Janay is a Lebanese journalist and filmmaker. She graduated with a Master's degree in International Journalism from Brunel University. From 2012, she worked for BBC News in various roles, displaying versatility across TV, radio, and digital production. Her skills include shooting, editing, and field production in hostile environments. In 2021, she started a production company, Habak Films, with her partner, Syrian filmmaker and activist Abd Al-Kader Habak. She has worked on several documentaries for BBC News and Al Jazeera Arabic and her focus centers around sharing stories of lived experiences within the Middle East, particularly from Lebanon and Syria. Currently, she is immersing herself in the world of feature documentary production and has participated in several programs such as IDFA Project Space, Documentary Campus Masterschool, Sheffield DocFest's Future Producer School and Aflamuna Impact Lab.

Project: Currently confidential

Arya Rothe HeadshotArya Rothe 
Arya Rothe is an Indian filmmaker and a co-founder of NoCut Film Collective, established in 2016 by filmmakers Cristina Hanes (Romania), Isabella Rinaldi (Italy), and Arya Rothe (India) after their studies within the DocNomads program. Their directorial debut, "A Rifle and a Bag," received a Special Mention in the Bright Future Competition at the 2020 International Film Festival Rotterdam. The film has been showcased at over 50 festivals and was also featured on MUBI. Arya Rothe has garnered support for her work from organizations such as the Doha Film Fund, IDFA Bertha Fund, Chicken and Egg Pictures, DMZ Docs, AlterCine Foundation and Creative Europe. Currently, she is co-producing two documentaries and has worked in various roles, including director, writer, and editor, on documentary projects for platforms like Arté, RTBF, Netflix, and Amazon Prime.

Project: Untitled (working title) 
Somi, an indigenous woman from India, fought as a Naxalite (armed Maoist Guerrilla) to defend the land rights of her people. Now, she has to fight for the same rights but without her rifle. Her efforts to build a permanent home are cut short when another community claims ownership of her land.

Pallavi Somusetty HeadshotPallavi Somusetty 
Pallavi Somusetty is an Oakland-based filmmaker who creates documentary portraits centering BIPOC voices in the hope that we feel fully seen in the complexities of our identities and journeys. She’s a series producer for A-Doc, and her feature debut in progress, Coach Emily (working title), is a 2023 DocLands DocPitch Industry Award Winner. Pallavi’s short doc, Escaping Agra, about a young transgender Indian teen’s escape from family, has screened in festivals across the world, and her award-winning cinematography has appeared on Nat Geo, PBS, and other media outlets.

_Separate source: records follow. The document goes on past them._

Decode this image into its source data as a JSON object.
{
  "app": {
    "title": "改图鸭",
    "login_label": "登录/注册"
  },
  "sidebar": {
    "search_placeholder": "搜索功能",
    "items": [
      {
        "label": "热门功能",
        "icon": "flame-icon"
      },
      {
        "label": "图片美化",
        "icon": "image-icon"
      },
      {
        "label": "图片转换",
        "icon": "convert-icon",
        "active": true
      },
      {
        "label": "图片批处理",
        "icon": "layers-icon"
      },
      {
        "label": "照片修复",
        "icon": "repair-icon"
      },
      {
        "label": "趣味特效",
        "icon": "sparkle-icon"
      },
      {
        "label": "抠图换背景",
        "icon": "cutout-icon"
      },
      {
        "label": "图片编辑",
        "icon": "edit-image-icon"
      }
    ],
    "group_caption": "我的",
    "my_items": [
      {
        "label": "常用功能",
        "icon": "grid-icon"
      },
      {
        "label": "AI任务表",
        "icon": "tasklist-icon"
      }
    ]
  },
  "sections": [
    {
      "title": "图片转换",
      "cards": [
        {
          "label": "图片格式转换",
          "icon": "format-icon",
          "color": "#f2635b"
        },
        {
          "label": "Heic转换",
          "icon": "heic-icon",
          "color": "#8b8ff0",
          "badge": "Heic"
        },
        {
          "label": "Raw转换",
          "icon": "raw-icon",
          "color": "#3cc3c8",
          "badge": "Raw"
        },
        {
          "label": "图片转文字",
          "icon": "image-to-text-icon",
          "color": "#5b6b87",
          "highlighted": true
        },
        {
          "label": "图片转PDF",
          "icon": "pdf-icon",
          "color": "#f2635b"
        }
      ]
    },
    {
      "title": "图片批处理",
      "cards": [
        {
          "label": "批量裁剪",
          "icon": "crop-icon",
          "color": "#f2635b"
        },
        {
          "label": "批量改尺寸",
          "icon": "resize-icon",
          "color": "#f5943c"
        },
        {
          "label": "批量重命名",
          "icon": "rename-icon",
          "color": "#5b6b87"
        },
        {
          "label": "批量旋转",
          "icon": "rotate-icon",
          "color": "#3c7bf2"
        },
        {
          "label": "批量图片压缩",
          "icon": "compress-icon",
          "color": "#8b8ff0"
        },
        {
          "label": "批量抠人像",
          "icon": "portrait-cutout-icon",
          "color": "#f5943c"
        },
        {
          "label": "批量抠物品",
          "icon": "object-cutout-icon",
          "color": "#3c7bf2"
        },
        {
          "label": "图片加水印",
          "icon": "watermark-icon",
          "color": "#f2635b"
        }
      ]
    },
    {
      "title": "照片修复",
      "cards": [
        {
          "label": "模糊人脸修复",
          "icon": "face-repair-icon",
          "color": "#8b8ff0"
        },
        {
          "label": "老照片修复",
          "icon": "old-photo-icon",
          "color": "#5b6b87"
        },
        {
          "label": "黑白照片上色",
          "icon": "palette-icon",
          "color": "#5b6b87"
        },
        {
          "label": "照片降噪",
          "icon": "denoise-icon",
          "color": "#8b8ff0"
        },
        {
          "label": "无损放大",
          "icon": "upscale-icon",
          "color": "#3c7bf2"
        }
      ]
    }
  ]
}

Her work has been supported by Center for Asian American Media, California Film Institute, IDA, The Puffin Foundation, Eddie Bauer, Studio IX Project, Center for Cultural Innovation, and more. Pallavi holds a documentary-focused Master in Journalism from UC Berkeley and a BA in Creative Writing from UC Santa Cruz. In her spare time, she climbs rocks with her kids and supports incarcerated pregnant people as a doula.

Project: Coach Emily (working title) 
Emily Taylor, an Oakland-based queer Black rock climbing coach, fearlessly trains a diverse group of BIPOC girls and non-binary kids, to conquer the pervasive discrimination they face in the great outdoors. As they claim their place in nature, Emily embarks on a profound journey of self-care, while working to dismantle an industry rife with institutionalized discriminatory practices.